YOUR GOAL
The whole of the material needs to be repeated exactly, line for line.

TASK INPUTS
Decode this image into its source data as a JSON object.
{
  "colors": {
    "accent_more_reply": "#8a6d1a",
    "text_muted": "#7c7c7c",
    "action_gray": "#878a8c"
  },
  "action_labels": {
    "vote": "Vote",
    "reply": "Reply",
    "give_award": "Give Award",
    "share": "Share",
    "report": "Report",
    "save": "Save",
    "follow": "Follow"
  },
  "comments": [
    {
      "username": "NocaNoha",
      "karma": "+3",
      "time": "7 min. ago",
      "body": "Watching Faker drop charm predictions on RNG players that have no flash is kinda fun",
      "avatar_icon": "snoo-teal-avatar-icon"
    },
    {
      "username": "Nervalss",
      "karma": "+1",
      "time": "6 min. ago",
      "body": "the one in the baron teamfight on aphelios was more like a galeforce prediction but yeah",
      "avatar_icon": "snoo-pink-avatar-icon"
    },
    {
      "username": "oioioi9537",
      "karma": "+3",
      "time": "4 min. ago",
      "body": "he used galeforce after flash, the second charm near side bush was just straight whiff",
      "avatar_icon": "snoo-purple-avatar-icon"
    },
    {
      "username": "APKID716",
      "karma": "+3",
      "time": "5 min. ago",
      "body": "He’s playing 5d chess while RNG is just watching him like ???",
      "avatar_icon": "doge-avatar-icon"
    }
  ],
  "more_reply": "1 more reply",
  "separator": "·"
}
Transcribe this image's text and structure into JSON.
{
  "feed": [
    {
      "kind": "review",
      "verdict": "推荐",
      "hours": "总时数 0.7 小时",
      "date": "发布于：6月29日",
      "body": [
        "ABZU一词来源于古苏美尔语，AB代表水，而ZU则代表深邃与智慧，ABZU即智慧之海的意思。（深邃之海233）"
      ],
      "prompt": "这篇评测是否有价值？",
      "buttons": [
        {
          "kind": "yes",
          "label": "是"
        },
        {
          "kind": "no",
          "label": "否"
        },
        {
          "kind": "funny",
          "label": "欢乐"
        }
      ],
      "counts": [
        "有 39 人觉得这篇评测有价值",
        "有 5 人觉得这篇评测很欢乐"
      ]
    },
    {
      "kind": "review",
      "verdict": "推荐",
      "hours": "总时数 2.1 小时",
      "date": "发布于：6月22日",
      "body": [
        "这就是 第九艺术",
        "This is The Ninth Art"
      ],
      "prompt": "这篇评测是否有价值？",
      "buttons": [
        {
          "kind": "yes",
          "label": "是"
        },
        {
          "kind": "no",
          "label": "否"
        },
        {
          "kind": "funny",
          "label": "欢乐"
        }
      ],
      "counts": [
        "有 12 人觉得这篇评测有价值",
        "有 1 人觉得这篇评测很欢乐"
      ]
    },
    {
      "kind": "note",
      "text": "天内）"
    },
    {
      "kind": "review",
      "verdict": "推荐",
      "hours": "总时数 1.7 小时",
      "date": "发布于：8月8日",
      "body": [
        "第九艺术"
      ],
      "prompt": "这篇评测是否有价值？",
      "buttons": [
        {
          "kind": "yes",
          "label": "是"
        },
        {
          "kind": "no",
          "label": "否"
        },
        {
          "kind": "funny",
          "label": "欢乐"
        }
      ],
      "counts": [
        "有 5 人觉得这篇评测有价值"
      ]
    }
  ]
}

TASK OUTPUT
Decode this image into its source data as a JSON object.
{
  "colors": {
    "accent_more_reply": "#8a6d1a",
    "text_muted": "#7c7c7c",
    "action_gray": "#878a8c"
  },
  "action_labels": {
    "vote": "Vote",
    "reply": "Reply",
    "give_award": "Give Award",
    "share": "Share",
    "report": "Report",
    "save": "Save",
    "follow": "Follow"
  },
  "comments": [
    {
      "username": "NocaNoha",
      "karma": "+3",
      "time": "7 min. ago",
      "body": "Watching Faker drop charm predictions on RNG players that have no flash is kinda fun",
      "avatar_icon": "snoo-teal-avatar-icon"
    },
    {
      "username": "Nervalss",
      "karma": "+1",
      "time": "6 min. ago",
      "body": "the one in the baron teamfight on aphelios was more like a galeforce prediction but yeah",
      "avatar_icon": "snoo-pink-avatar-icon"
    },
    {
      "username": "oioioi9537",
      "karma": "+3",
      "time": "4 min. ago",
      "body": "he used galeforce after flash, the second charm near side bush was just straight whiff",
      "avatar_icon": "snoo-purple-avatar-icon"
    },
    {
      "username": "APKID716",
      "karma": "+3",
      "time": "5 min. ago",
      "body": "He’s playing 5d chess while RNG is just watching him like ???",
      "avatar_icon": "doge-avatar-icon"
    }
  ],
  "more_reply": "1 more reply",
  "separator": "·"
}
Transcribe this image's text and structure into JSON.
{
  "feed": [
    {
      "kind": "review",
      "verdict": "推荐",
      "hours": "总时数 0.7 小时",
      "date": "发布于：6月29日",
      "body": [
        "ABZU一词来源于古苏美尔语，AB代表水，而ZU则代表深邃与智慧，ABZU即智慧之海的意思。（深邃之海233）"
      ],
      "prompt": "这篇评测是否有价值？",
      "buttons": [
        {
          "kind": "yes",
          "label": "是"
        },
        {
          "kind": "no",
          "label": "否"
        },
        {
          "kind": "funny",
          "label": "欢乐"
        }
      ],
      "counts": [
        "有 39 人觉得这篇评测有价值",
        "有 5 人觉得这篇评测很欢乐"
      ]
    },
    {
      "kind": "review",
      "verdict": "推荐",
      "hours": "总时数 2.1 小时",
      "date": "发布于：6月22日",
      "body": [
        "这就是 第九艺术",
        "This is The Ninth Art"
      ],
      "prompt": "这篇评测是否有价值？",
      "buttons": [
        {
          "kind": "yes",
          "label": "是"
        },
        {
          "kind": "no",
          "label": "否"
        },
        {
          "kind": "funny",
          "label": "欢乐"
        }
      ],
      "counts": [
        "有 12 人觉得这篇评测有价值",
        "有 1 人觉得这篇评测很欢乐"
      ]
    },
    {
      "kind": "note",
      "text": "天内）"
    },
    {
      "kind": "review",
      "verdict": "推荐",
      "hours": "总时数 1.7 小时",
      "date": "发布于：8月8日",
      "body": [
        "第九艺术"
      ],
      "prompt": "这篇评测是否有价值？",
      "buttons": [
        {
          "kind": "yes",
          "label": "是"
        },
        {
          "kind": "no",
          "label": "否"
        },
        {
          "kind": "funny",
          "label": "欢乐"
        }
      ],
      "counts": [
        "有 5 人觉得这篇评测有价值"
      ]
    }
  ]
}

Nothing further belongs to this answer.